##### MATERIAL FOR THIS TASK #####

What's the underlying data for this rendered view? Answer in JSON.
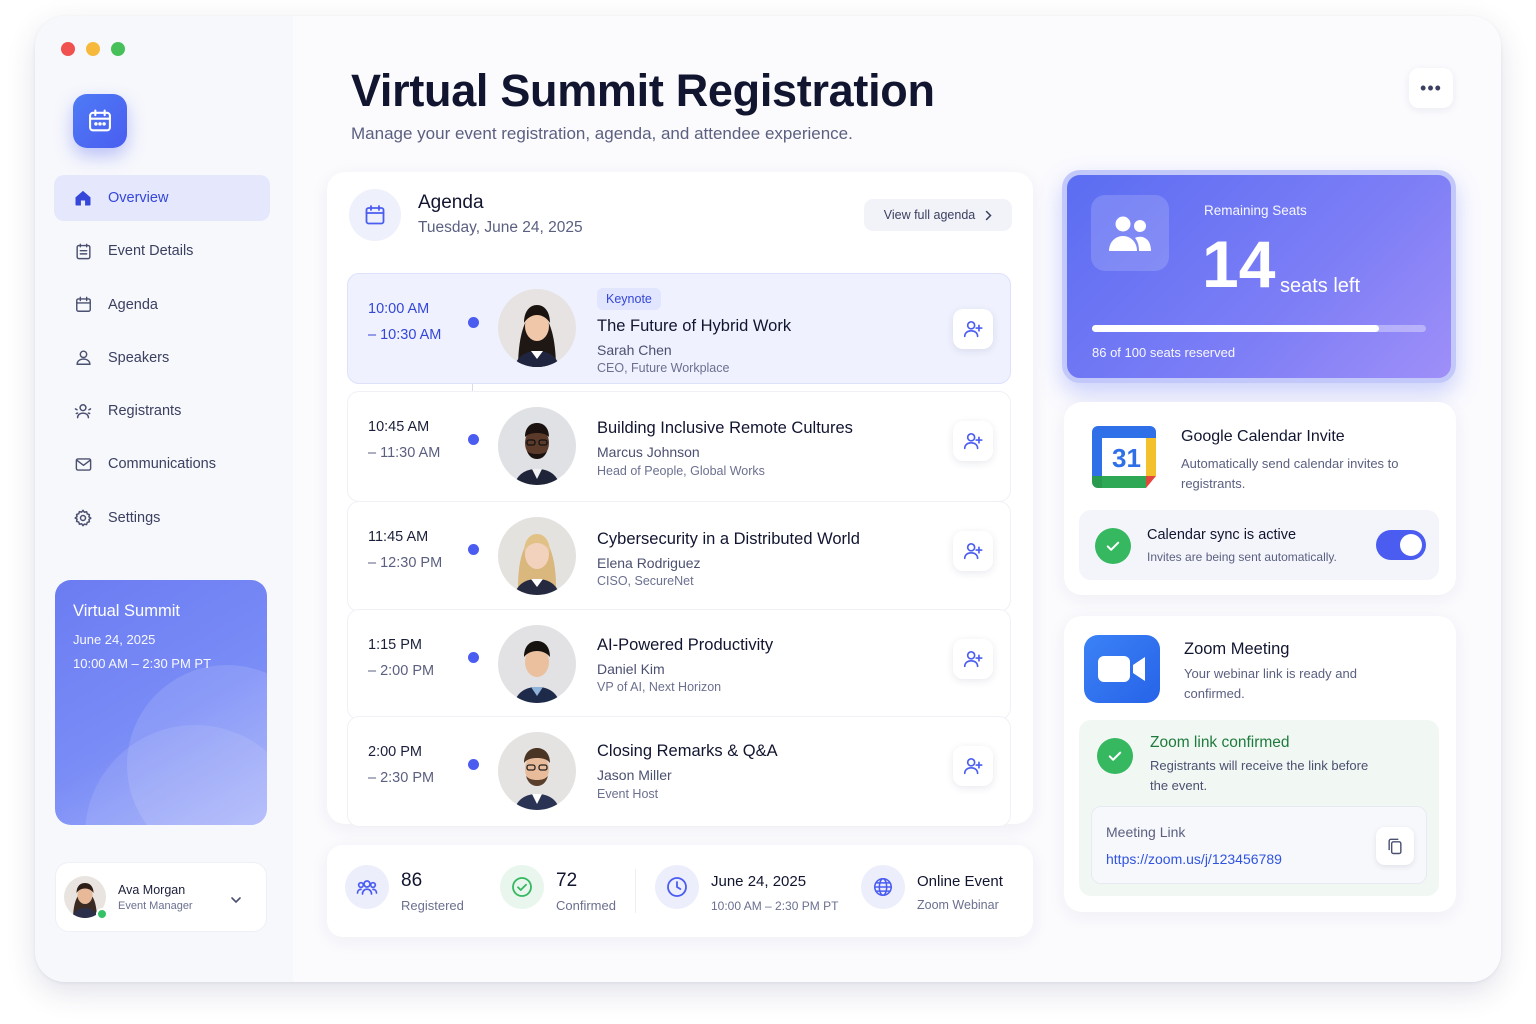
{
  "colors": {
    "accent": "#4a5df0",
    "accent_light": "#e5e8fd",
    "success": "#35b860",
    "zoom_blue": "#2d6cf0"
  },
  "sidebar": {
    "logo_icon": "calendar-icon",
    "items": [
      {
        "label": "Overview",
        "icon": "home-icon",
        "active": true
      },
      {
        "label": "Event Details",
        "icon": "clipboard-icon",
        "active": false
      },
      {
        "label": "Agenda",
        "icon": "calendar-icon",
        "active": false
      },
      {
        "label": "Speakers",
        "icon": "user-icon",
        "active": false
      },
      {
        "label": "Registrants",
        "icon": "users-icon",
        "active": false
      },
      {
        "label": "Communications",
        "icon": "mail-icon",
        "active": false
      },
      {
        "label": "Settings",
        "icon": "gear-icon",
        "active": false
      }
    ],
    "promo": {
      "title": "Virtual Summit",
      "date": "June 24, 2025",
      "time": "10:00 AM – 2:30 PM PT"
    },
    "user": {
      "name": "Ava Morgan",
      "role": "Event Manager",
      "status": "online"
    }
  },
  "header": {
    "title": "Virtual Summit Registration",
    "subtitle": "Manage your event registration, agenda, and attendee experience.",
    "more_icon": "more-horizontal-icon"
  },
  "agenda": {
    "title": "Agenda",
    "date": "Tuesday, June 24, 2025",
    "view_all_label": "View full agenda",
    "sessions": [
      {
        "start": "10:00 AM",
        "end": "– 10:30 AM",
        "badge": "Keynote",
        "title": "The Future of Hybrid Work",
        "speaker": "Sarah Chen",
        "role": "CEO, Future Workplace",
        "featured": true
      },
      {
        "start": "10:45 AM",
        "end": "– 11:30 AM",
        "badge": "",
        "title": "Building Inclusive Remote Cultures",
        "speaker": "Marcus Johnson",
        "role": "Head of People, Global Works",
        "featured": false
      },
      {
        "start": "11:45 AM",
        "end": "– 12:30 PM",
        "badge": "",
        "title": "Cybersecurity in a Distributed World",
        "speaker": "Elena Rodriguez",
        "role": "CISO, SecureNet",
        "featured": false
      },
      {
        "start": "1:15 PM",
        "end": "– 2:00 PM",
        "badge": "",
        "title": "AI-Powered Productivity",
        "speaker": "Daniel Kim",
        "role": "VP of AI, Next Horizon",
        "featured": false
      },
      {
        "start": "2:00 PM",
        "end": "– 2:30 PM",
        "badge": "",
        "title": "Closing Remarks & Q&A",
        "speaker": "Jason Miller",
        "role": "Event Host",
        "featured": false
      }
    ]
  },
  "stats": {
    "registered": {
      "value": "86",
      "label": "Registered"
    },
    "confirmed": {
      "value": "72",
      "label": "Confirmed"
    },
    "schedule": {
      "date": "June 24, 2025",
      "time": "10:00 AM – 2:30 PM PT"
    },
    "format": {
      "type": "Online Event",
      "platform": "Zoom Webinar"
    }
  },
  "seats": {
    "label": "Remaining Seats",
    "remaining": "14",
    "unit": "seats left",
    "reserved_text": "86 of 100 seats reserved",
    "reserved_fraction": 0.86
  },
  "google_calendar": {
    "title": "Google Calendar Invite",
    "description": "Automatically send calendar invites to registrants.",
    "logo_text": "31",
    "sync_title": "Calendar sync is active",
    "sync_sub": "Invites are being sent automatically.",
    "sync_enabled": true
  },
  "zoom": {
    "title": "Zoom Meeting",
    "description": "Your webinar link is ready and confirmed.",
    "confirmed_title": "Zoom link confirmed",
    "confirmed_desc": "Registrants will receive the link before the event.",
    "link_label": "Meeting Link",
    "link_url": "https://zoom.us/j/123456789"
  }
}
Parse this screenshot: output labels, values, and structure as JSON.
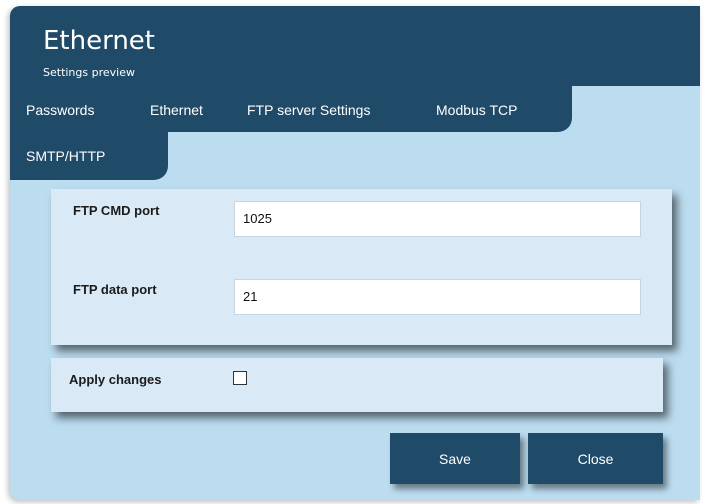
{
  "header": {
    "title": "Ethernet",
    "subtitle": "Settings preview"
  },
  "tabs": [
    {
      "label": "Passwords"
    },
    {
      "label": "Ethernet"
    },
    {
      "label": "FTP server Settings"
    },
    {
      "label": "Modbus TCP"
    },
    {
      "label": "SMTP/HTTP"
    }
  ],
  "form": {
    "ftp_cmd_port": {
      "label": "FTP CMD port",
      "value": "1025"
    },
    "ftp_data_port": {
      "label": "FTP data port",
      "value": "21"
    },
    "apply_changes": {
      "label": "Apply changes",
      "checked": false
    }
  },
  "buttons": {
    "save": "Save",
    "close": "Close"
  },
  "colors": {
    "accent": "#1f4a68",
    "background": "#bcdcf0",
    "panel": "#d9e9f5"
  }
}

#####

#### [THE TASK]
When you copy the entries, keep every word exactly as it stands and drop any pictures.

#### [YOUR RESPONSE]
What's the underlying data for this rendered view? Answer in JSON.
{
  "colors": {
    "accent": "#4a5df0",
    "accent_light": "#e5e8fd",
    "success": "#35b860",
    "zoom_blue": "#2d6cf0"
  },
  "sidebar": {
    "logo_icon": "calendar-icon",
    "items": [
      {
        "label": "Overview",
        "icon": "home-icon",
        "active": true
      },
      {
        "label": "Event Details",
        "icon": "clipboard-icon",
        "active": false
      },
      {
        "label": "Agenda",
        "icon": "calendar-icon",
        "active": false
      },
      {
        "label": "Speakers",
        "icon": "user-icon",
        "active": false
      },
      {
        "label": "Registrants",
        "icon": "users-icon",
        "active": false
      },
      {
        "label": "Communications",
        "icon": "mail-icon",
        "active": false
      },
      {
        "label": "Settings",
        "icon": "gear-icon",
        "active": false
      }
    ],
    "promo": {
      "title": "Virtual Summit",
      "date": "June 24, 2025",
      "time": "10:00 AM – 2:30 PM PT"
    },
    "user": {
      "name": "Ava Morgan",
      "role": "Event Manager",
      "status": "online"
    }
  },
  "header": {
    "title": "Virtual Summit Registration",
    "subtitle": "Manage your event registration, agenda, and attendee experience.",
    "more_icon": "more-horizontal-icon"
  },
  "agenda": {
    "title": "Agenda",
    "date": "Tuesday, June 24, 2025",
    "view_all_label": "View full agenda",
    "sessions": [
      {
        "start": "10:00 AM",
        "end": "– 10:30 AM",
        "badge": "Keynote",
        "title": "The Future of Hybrid Work",
        "speaker": "Sarah Chen",
        "role": "CEO, Future Workplace",
        "featured": true
      },
      {
        "start": "10:45 AM",
        "end": "– 11:30 AM",
        "badge": "",
        "title": "Building Inclusive Remote Cultures",
        "speaker": "Marcus Johnson",
        "role": "Head of People, Global Works",
        "featured": false
      },
      {
        "start": "11:45 AM",
        "end": "– 12:30 PM",
        "badge": "",
        "title": "Cybersecurity in a Distributed World",
        "speaker": "Elena Rodriguez",
        "role": "CISO, SecureNet",
        "featured": false
      },
      {
        "start": "1:15 PM",
        "end": "– 2:00 PM",
        "badge": "",
        "title": "AI-Powered Productivity",
        "speaker": "Daniel Kim",
        "role": "VP of AI, Next Horizon",
        "featured": false
      },
      {
        "start": "2:00 PM",
        "end": "– 2:30 PM",
        "badge": "",
        "title": "Closing Remarks & Q&A",
        "speaker": "Jason Miller",
        "role": "Event Host",
        "featured": false
      }
    ]
  },
  "stats": {
    "registered": {
      "value": "86",
      "label": "Registered"
    },
    "confirmed": {
      "value": "72",
      "label": "Confirmed"
    },
    "schedule": {
      "date": "June 24, 2025",
      "time": "10:00 AM – 2:30 PM PT"
    },
    "format": {
      "type": "Online Event",
      "platform": "Zoom Webinar"
    }
  },
  "seats": {
    "label": "Remaining Seats",
    "remaining": "14",
    "unit": "seats left",
    "reserved_text": "86 of 100 seats reserved",
    "reserved_fraction": 0.86
  },
  "google_calendar": {
    "title": "Google Calendar Invite",
    "description": "Automatically send calendar invites to registrants.",
    "logo_text": "31",
    "sync_title": "Calendar sync is active",
    "sync_sub": "Invites are being sent automatically.",
    "sync_enabled": true
  },
  "zoom": {
    "title": "Zoom Meeting",
    "description": "Your webinar link is ready and confirmed.",
    "confirmed_title": "Zoom link confirmed",
    "confirmed_desc": "Registrants will receive the link before the event.",
    "link_label": "Meeting Link",
    "link_url": "https://zoom.us/j/123456789"
  }
}
Parse this screenshot: output labels, values, and structure as JSON.
{
  "header": {
    "title": "Ethernet",
    "subtitle": "Settings preview"
  },
  "tabs": [
    {
      "label": "Passwords"
    },
    {
      "label": "Ethernet"
    },
    {
      "label": "FTP server Settings"
    },
    {
      "label": "Modbus TCP"
    },
    {
      "label": "SMTP/HTTP"
    }
  ],
  "form": {
    "ftp_cmd_port": {
      "label": "FTP CMD port",
      "value": "1025"
    },
    "ftp_data_port": {
      "label": "FTP data port",
      "value": "21"
    },
    "apply_changes": {
      "label": "Apply changes",
      "checked": false
    }
  },
  "buttons": {
    "save": "Save",
    "close": "Close"
  },
  "colors": {
    "accent": "#1f4a68",
    "background": "#bcdcf0",
    "panel": "#d9e9f5"
  }
}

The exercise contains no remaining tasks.